Jon Fausty (February 20, 1949 – September 29, 2023) was an American multiple Grammy Award-winning sound and recording engineer best known for his work on some of the most successful Latin albums ever recorded. With a career that spanned over six decades, Fausty had a significant impact on the Latin music industry both in the United States and internationally.
Born in Westchester, New York, of Russian and Hungarian Jewish ancestry, Fausty originally aspired to be a radio disc jockey. However, his life took a different turn after a chance visit in 1960 to Mirasound Studios in Manhattan. The engineers there allowed him to watch and learn, sparking his interest in sound engineering. He got his first job at Groove Sound Studios, where he became Wiley C. Brooks’ assistant. Fausty soon climbed the ranks to become the chief engineer at just 18 years old.
His first Latin recording was for the Cesta All-Stars at Groove Sound. Initially unfamiliar with Latin music and its instruments, he felt he had botched the recording. However, his next job at Delta Studios provided the training ground he needed to refine his skills. There, he worked with artists like Willie Rosario, Charlie Palmieri, and Manique, learning the “mathematics” of the salsa sound, specifically the clave and tumbao rhythms.
Fausty’s breakthrough came after meeting Larry Harlow at a friend’s jam session. Harlow later invited him to audition at Good Vibrations Sound Studios, owned by Fania Records. Out of approximately 40 candidates, Fausty was hired. At Good Vibrations, he introduced state-of-the-art technology, including a retractable ceiling designed to isolate percussion sections, thus significantly improving the recording quality.

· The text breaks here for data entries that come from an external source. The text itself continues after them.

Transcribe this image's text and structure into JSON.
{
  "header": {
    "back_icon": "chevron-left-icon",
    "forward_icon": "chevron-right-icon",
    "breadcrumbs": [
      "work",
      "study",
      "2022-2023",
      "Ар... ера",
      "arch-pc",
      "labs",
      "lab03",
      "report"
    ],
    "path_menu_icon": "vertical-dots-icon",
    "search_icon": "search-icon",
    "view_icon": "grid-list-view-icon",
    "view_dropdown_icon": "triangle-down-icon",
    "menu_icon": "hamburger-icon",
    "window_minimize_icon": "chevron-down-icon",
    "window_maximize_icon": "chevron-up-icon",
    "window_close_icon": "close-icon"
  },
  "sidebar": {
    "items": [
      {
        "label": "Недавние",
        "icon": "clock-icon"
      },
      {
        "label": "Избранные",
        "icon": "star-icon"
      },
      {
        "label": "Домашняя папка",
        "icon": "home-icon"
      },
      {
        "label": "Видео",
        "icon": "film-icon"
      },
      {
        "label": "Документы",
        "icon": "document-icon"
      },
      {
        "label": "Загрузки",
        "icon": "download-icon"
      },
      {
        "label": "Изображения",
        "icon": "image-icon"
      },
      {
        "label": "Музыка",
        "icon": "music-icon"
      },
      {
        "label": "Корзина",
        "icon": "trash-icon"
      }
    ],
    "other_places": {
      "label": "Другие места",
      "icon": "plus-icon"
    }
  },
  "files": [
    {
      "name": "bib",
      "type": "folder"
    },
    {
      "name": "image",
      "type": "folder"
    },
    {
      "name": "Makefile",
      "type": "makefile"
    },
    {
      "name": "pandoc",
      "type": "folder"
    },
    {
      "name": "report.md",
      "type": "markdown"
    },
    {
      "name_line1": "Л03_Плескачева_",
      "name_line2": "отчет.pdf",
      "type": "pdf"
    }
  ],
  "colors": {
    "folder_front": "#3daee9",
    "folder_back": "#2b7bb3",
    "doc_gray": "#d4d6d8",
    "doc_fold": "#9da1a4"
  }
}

Over the years, Fausty worked with a multitude of Latin music legends, such as Willie Colon, Hector Lavoe, Ray Barreto, Johnny Pacheco, Sonora Poncena, Roberto Roena, Cheo Feliciano, and many more. He was credited with thousands of recordings, 18 of which won Grammy Awards. His collaborations included Grammy-winning projects with Chucho Valdez, Celia Cruz, Ruben Blades, and Marc Anthony.
Jon Fausty was known for his minimalist approach to recording. He emphasized capturing performances simply, cleanly, and quickly, using high-quality equipment. As a result, many salsa records from the 1970s through the early 1980s have a timeless, classic sound.
Fausty’s discography is extensive, including work on albums from the early 1960s to the 2000s. Some of his notable works include:
- 1972: “Desde Puerto Rico a Nueva York” by La Sonora Ponceña
- 1978: “Siembra” by Rubén Blades / Willie Colón
- 1988: “Antecedente” by Rubén Blades
- 2000: “Masterpiece/Obra Maestra” by Eddie Palmieri / Tito Puente
- 2004: “Valio la Pena” by Marc Anthony
Jon Fausty’s career serves as a testament to his extraordinary talent and dedication to the Latin music industry. His work has not only shaped the sound of generations but also set a standard for quality and innovation in sound engineering.